_PROBLEM STATEMENT_.
Look for "verhindern" in each line of the records, and copy the lines that have it.

_EXTRACTED DATA_.

((

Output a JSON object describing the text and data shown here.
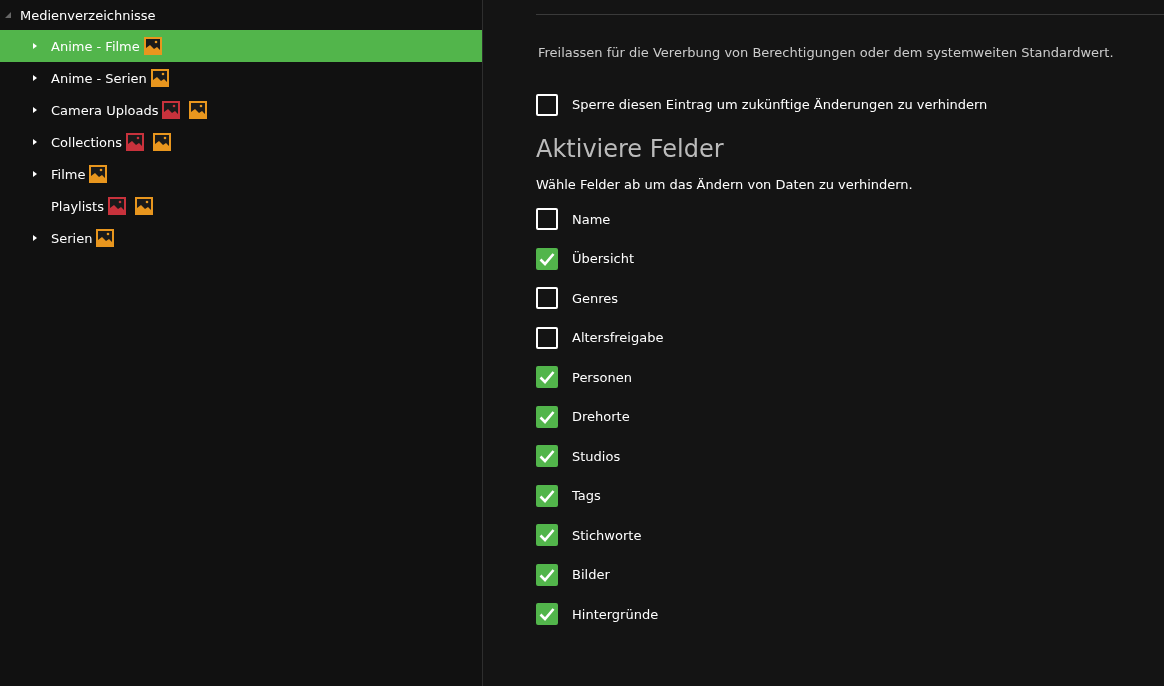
{
  "tree": {
    "label": "Medienverzeichnisse",
    "expanded": true,
    "children": [
      {
        "label": "Anime - Filme",
        "selected": true,
        "expandable": true,
        "badges": [
          {
            "color": "#e8961e"
          }
        ]
      },
      {
        "label": "Anime - Serien",
        "selected": false,
        "expandable": true,
        "badges": [
          {
            "color": "#e8961e"
          }
        ]
      },
      {
        "label": "Camera Uploads",
        "selected": false,
        "expandable": true,
        "badges": [
          {
            "color": "#c8323c"
          },
          {
            "color": "#e8961e"
          }
        ]
      },
      {
        "label": "Collections",
        "selected": false,
        "expandable": true,
        "badges": [
          {
            "color": "#c8323c"
          },
          {
            "color": "#e8961e"
          }
        ]
      },
      {
        "label": "Filme",
        "selected": false,
        "expandable": true,
        "badges": [
          {
            "color": "#e8961e"
          }
        ]
      },
      {
        "label": "Playlists",
        "selected": false,
        "expandable": false,
        "badges": [
          {
            "color": "#c8323c"
          },
          {
            "color": "#e8961e"
          }
        ]
      },
      {
        "label": "Serien",
        "selected": false,
        "expandable": true,
        "badges": [
          {
            "color": "#e8961e"
          }
        ]
      }
    ]
  },
  "settings": {
    "hint": "Freilassen für die Vererbung von Berechtigungen oder dem systemweiten Standardwert.",
    "lock": {
      "label": "Sperre diesen Eintrag um zukünftige Änderungen zu verhindern",
      "checked": false
    },
    "heading": "Aktiviere Felder",
    "description": "Wähle Felder ab um das Ändern von Daten zu verhindern.",
    "fields": [
      {
        "label": "Name",
        "checked": false
      },
      {
        "label": "Übersicht",
        "checked": true
      },
      {
        "label": "Genres",
        "checked": false
      },
      {
        "label": "Altersfreigabe",
        "checked": false
      },
      {
        "label": "Personen",
        "checked": true
      },
      {
        "label": "Drehorte",
        "checked": true
      },
      {
        "label": "Studios",
        "checked": true
      },
      {
        "label": "Tags",
        "checked": true
      },
      {
        "label": "Stichworte",
        "checked": true
      },
      {
        "label": "Bilder",
        "checked": true
      },
      {
        "label": "Hintergründe",
        "checked": true
      }
    ]
  }
}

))

_RESULT OF THE EXERCISE_.
      "label": "Sperre diesen Eintrag um zukünftige Änderungen zu verhindern",
    "description": "Wähle Felder ab um das Ändern von Daten zu verhindern.",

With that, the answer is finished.